Fogden laments that his Arabella was killed by a Chinaman. (Mamacita broke this news in Spanish, one language Claire doesn’t speak.) Claire suspects the man in question could be Willoughby and learns there were many sailors and broken sails on the beach. Claire asks how to get to the ship, and while Fogden is distracted by goat grief, Mamacita instructs Claire to run through the jungle and just keep on going.

The Artemis ran into some trouble and broke one of the main sails. Many crew members died, including Captain Raines. Jamie, Fergus, Lesley and Hayes, along with the rest of the survivors, repair the mast and prepare to set sail. 

Claire rushes through the jungle towards the beach and gashes open her arm on a branch along the way. She reaches the beach and sees the Artemis in the distance and begins to scream Jamie’s name, but he’s too far away. Claire stole a small mirror from Fogden’s house and uses it to catch the light, sending a signal to the boat. Jamie spots his wife and goes rushing back for her. Hayes and Lesley comment how Jamie’s wife has a tendency to turn up in the most unlikely places. (That’s putting it mildly.)

Willoughby stitches up Claire’s arm, and she tells her husband about the warrants. Willoughby regrets that they didn’t cut the body up, leaving nothing for anyone to find. (He’s a dark one.) Claire assures her husband that Captain Leonard is an ambitious man, and he won’t stop until he finds Jamie, but Jamie has no intention of stopping until he finds Ian. 

On a less dismal note, Jamie shares with Claire that he has given Fergus and Marsali his blessing. He thinks that with all the death and suffering, it might be a good time to find some joy — a wedding. Good thing Claire knows a priest.

First, Willoughby has to apologize for Arabella.
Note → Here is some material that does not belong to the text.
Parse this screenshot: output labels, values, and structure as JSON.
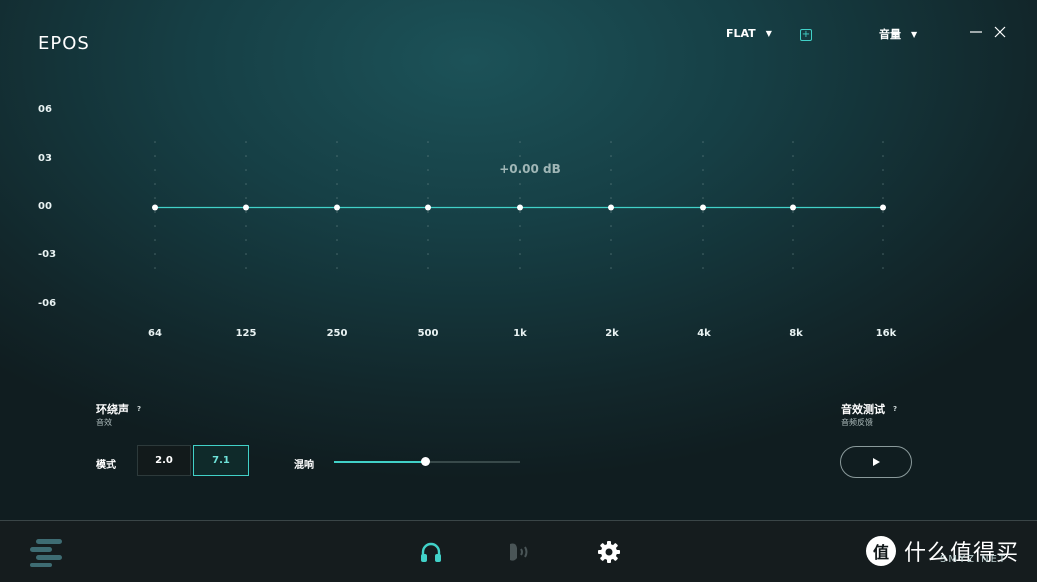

He offers up a chicken as a mea culpa. To his credit, Fogden decides to let bygones be bygones, citing that he too was once a stranger in a strange land. Then they get high on yupa.
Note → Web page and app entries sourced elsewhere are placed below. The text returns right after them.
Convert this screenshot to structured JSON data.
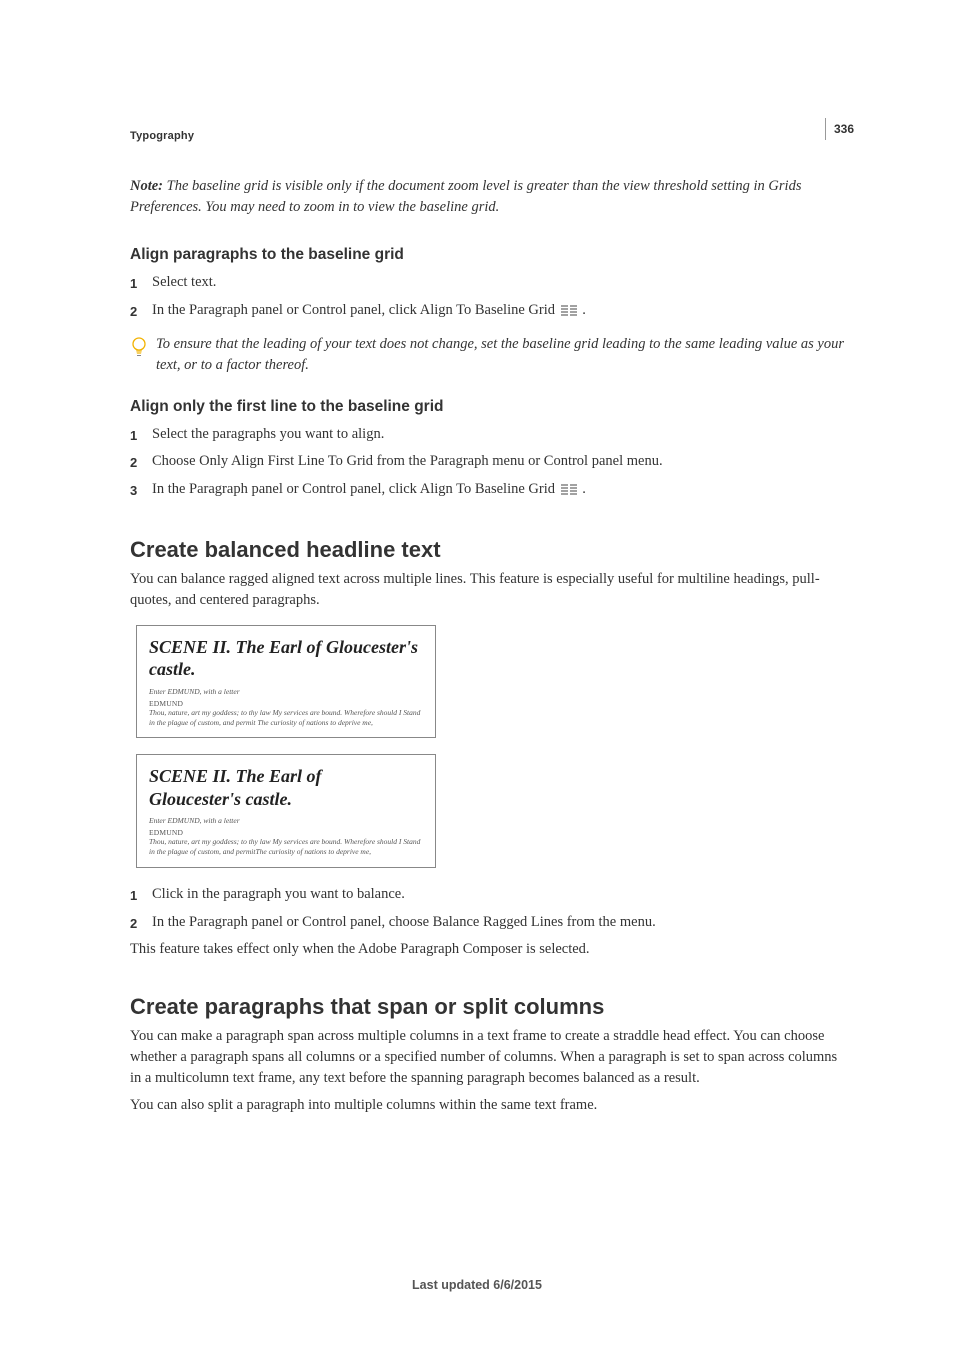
{
  "page_number": "336",
  "chapter": "Typography",
  "note": {
    "label": "Note:",
    "text": " The baseline grid is visible only if the document zoom level is greater than the view threshold setting in Grids Preferences. You may need to zoom in to view the baseline grid."
  },
  "section1": {
    "heading": "Align paragraphs to the baseline grid",
    "steps": [
      "Select text.",
      "In the Paragraph panel or Control panel, click Align To Baseline Grid "
    ],
    "step2_trail": " .",
    "tip": "To ensure that the leading of your text does not change, set the baseline grid leading to the same leading value as your text, or to a factor thereof."
  },
  "section2": {
    "heading": "Align only the first line to the baseline grid",
    "steps": [
      "Select the paragraphs you want to align.",
      "Choose Only Align First Line To Grid from the Paragraph menu or Control panel menu.",
      "In the Paragraph panel or Control panel, click Align To Baseline Grid "
    ],
    "step3_trail": " ."
  },
  "section3": {
    "heading": "Create balanced headline text",
    "intro": "You can balance ragged aligned text across multiple lines. This feature is especially useful for multiline headings, pull-quotes, and centered paragraphs.",
    "figure": {
      "card1": {
        "title": "SCENE II. The Earl of Gloucester's castle.",
        "line1": "Enter EDMUND, with a letter",
        "line2": "EDMUND",
        "body": "Thou, nature, art my goddess; to thy law My services are bound. Wherefore should I Stand in the plague of custom, and permit The curiosity of nations to deprive me,"
      },
      "card2": {
        "title": "SCENE II. The Earl of Gloucester's castle.",
        "line1": "Enter EDMUND, with a letter",
        "line2": "EDMUND",
        "body": "Thou, nature, art my goddess; to thy law My services are bound. Wherefore should I Stand in the plague of custom, and permitThe curiosity of nations to deprive me,"
      }
    },
    "steps": [
      "Click in the paragraph you want to balance.",
      "In the Paragraph panel or Control panel, choose Balance Ragged Lines from the menu."
    ],
    "outro": "This feature takes effect only when the Adobe Paragraph Composer is selected."
  },
  "section4": {
    "heading": "Create paragraphs that span or split columns",
    "p1": "You can make a paragraph span across multiple columns in a text frame to create a straddle head effect. You can choose whether a paragraph spans all columns or a specified number of columns. When a paragraph is set to span across columns in a multicolumn text frame, any text before the spanning paragraph becomes balanced as a result.",
    "p2": "You can also split a paragraph into multiple columns within the same text frame."
  },
  "footer": "Last updated 6/6/2015"
}
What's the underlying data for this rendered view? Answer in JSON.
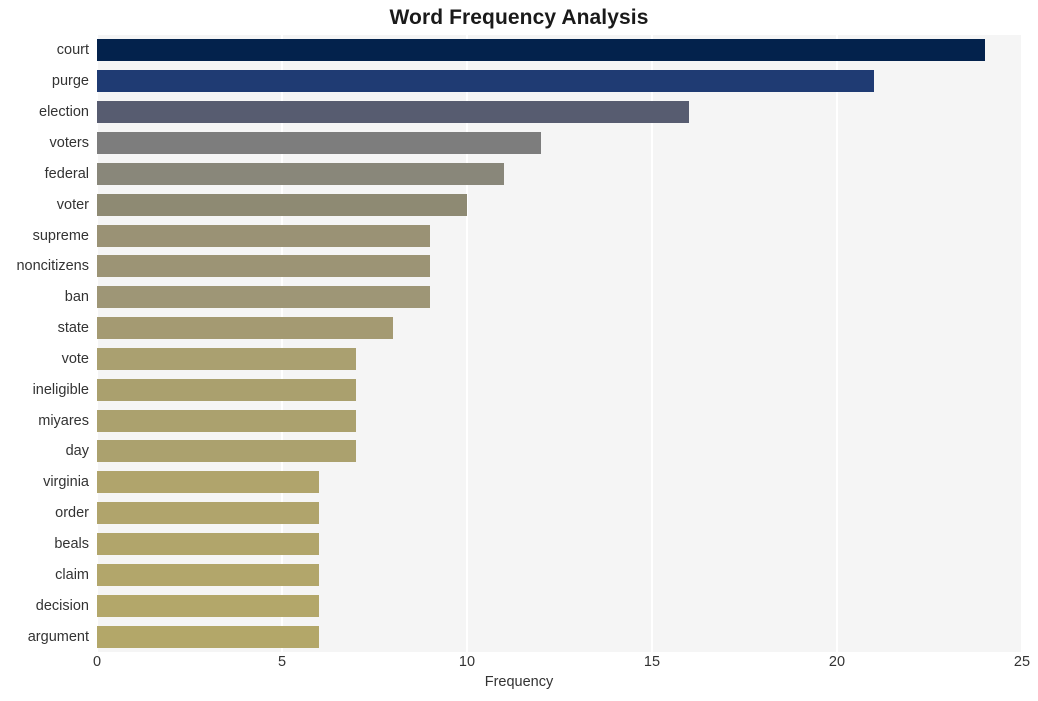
{
  "figure": {
    "background_color": "#ffffff",
    "plot_background_color": "#f5f5f5",
    "gridline_color": "#ffffff"
  },
  "chart_data": {
    "type": "bar",
    "orientation": "horizontal",
    "title": "Word Frequency Analysis",
    "xlabel": "Frequency",
    "ylabel": "",
    "xlim": [
      0,
      25
    ],
    "ylim": [
      0,
      20
    ],
    "xticks": [
      0,
      5,
      10,
      15,
      20,
      25
    ],
    "xtick_labels": [
      "0",
      "5",
      "10",
      "15",
      "20",
      "25"
    ],
    "grid": "vertical-only",
    "legend": "none",
    "categories": [
      "court",
      "purge",
      "election",
      "voters",
      "federal",
      "voter",
      "supreme",
      "noncitizens",
      "ban",
      "state",
      "vote",
      "ineligible",
      "miyares",
      "day",
      "virginia",
      "order",
      "beals",
      "claim",
      "decision",
      "argument"
    ],
    "values": [
      24,
      21,
      16,
      12,
      11,
      10,
      9,
      9,
      9,
      8,
      7,
      7,
      7,
      7,
      6,
      6,
      6,
      6,
      6,
      6
    ],
    "bar_colors": [
      "#03224c",
      "#1f3b73",
      "#575c70",
      "#7d7d7d",
      "#89877a",
      "#8e8a73",
      "#9a9275",
      "#9c9475",
      "#9e9676",
      "#a49a72",
      "#aaa070",
      "#aaa06e",
      "#aba16e",
      "#aba16e",
      "#b0a46c",
      "#b0a46c",
      "#b1a56b",
      "#b2a66b",
      "#b3a76a",
      "#b3a769"
    ],
    "series": [
      {
        "name": "Frequency",
        "points": [
          {
            "label": "court",
            "value": 24
          },
          {
            "label": "purge",
            "value": 21
          },
          {
            "label": "election",
            "value": 16
          },
          {
            "label": "voters",
            "value": 12
          },
          {
            "label": "federal",
            "value": 11
          },
          {
            "label": "voter",
            "value": 10
          },
          {
            "label": "supreme",
            "value": 9
          },
          {
            "label": "noncitizens",
            "value": 9
          },
          {
            "label": "ban",
            "value": 9
          },
          {
            "label": "state",
            "value": 8
          },
          {
            "label": "vote",
            "value": 7
          },
          {
            "label": "ineligible",
            "value": 7
          },
          {
            "label": "miyares",
            "value": 7
          },
          {
            "label": "day",
            "value": 7
          },
          {
            "label": "virginia",
            "value": 6
          },
          {
            "label": "order",
            "value": 6
          },
          {
            "label": "beals",
            "value": 6
          },
          {
            "label": "claim",
            "value": 6
          },
          {
            "label": "decision",
            "value": 6
          },
          {
            "label": "argument",
            "value": 6
          }
        ]
      }
    ]
  }
}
Claire tends to Marsali before the ceremony, asking if there’s anything Marsali wants to know. She’s a bit surprised when Marsali inquires about birth control. She does want babies, but she saw how unhappy her mother and Jamie were together, and she wants what Jamie and Claire have. She wants some “alone” time with her new hubby before pushing out bairns. Claire assures Marsali she can be of assistance in that area.
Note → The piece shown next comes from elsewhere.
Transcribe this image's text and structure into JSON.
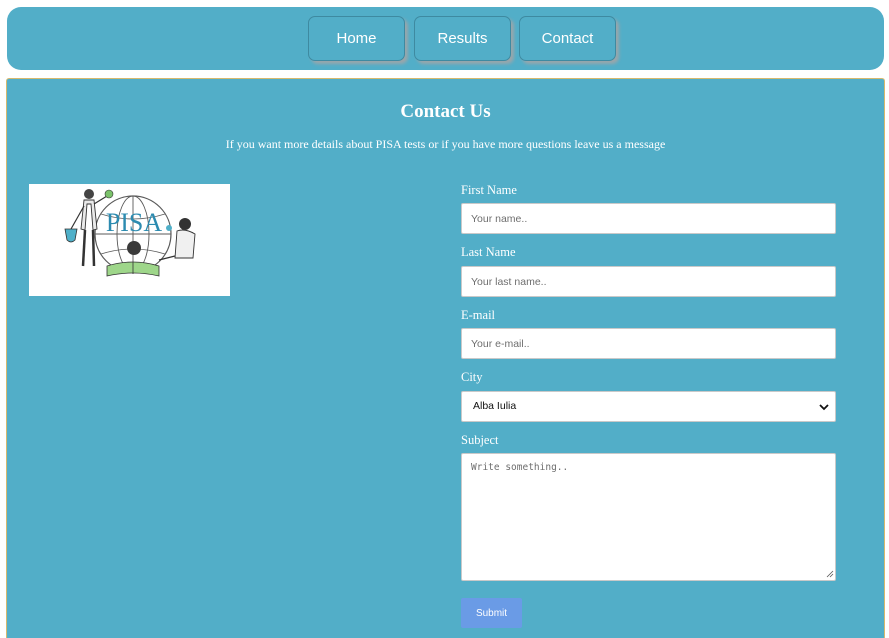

During the ceremony, Fogden asks Fergus for his full name, but like Madonna and Prince, Fergus explains that he’s just Fergus. Fogden insists that a surname is necessary, so Jamie informs the priest that Fergus’ full name is Fergus Claudel Fraser. 

Please, Sir, May I Have Some More?

Back on the ship, Claire enjoys some turtle soup made for her especially by Willoughby. It contains a whole lot of sherry, so Claire is buzzed. She’s also got a huge gash in her arm and has a fever. Good thing she brought that penicillin from the future. Jamie tries to give his wife the shot but can’t bring himself to stick her with the needle. (Insert filthy joke here.) 

Once she’s full of antibiotics, Claire really starts to feel frisky. And when Jamie talks about her nipples being like big, round cherries, all of us ladies know why. He does make a valiant attempt to fight off his drunken, infected spouse, but the power of the turtle overwhelms them, and sex ensues.

How will Claire and Jamie avoid Captain Leonard? Are the bones that Abernathy and Claire examined in Boston related to Abandawe? Let us know what you think in the comments section below.

Outlander season 3 airs Sundays at 8/7c on Starz. Want more news? Like BuddyTV’s Facebook page.

(Image courtesy of Starz)

Jennifer Lind-Westbrook

Contributing Writer, BuddyTV

Jennifer has worked as a freelance writer in the entertainment field since 2012. In addition to currently writing feature articles for Screen Rant, Jennifer has contributed content ranging from recaps to listicles to reviews for BuddyTV, PopMatters, TVRage, TVOvermind, and Tell-Tale TV. Links to some of Jennifer’s reviews can be found on Rotten Tomatoes.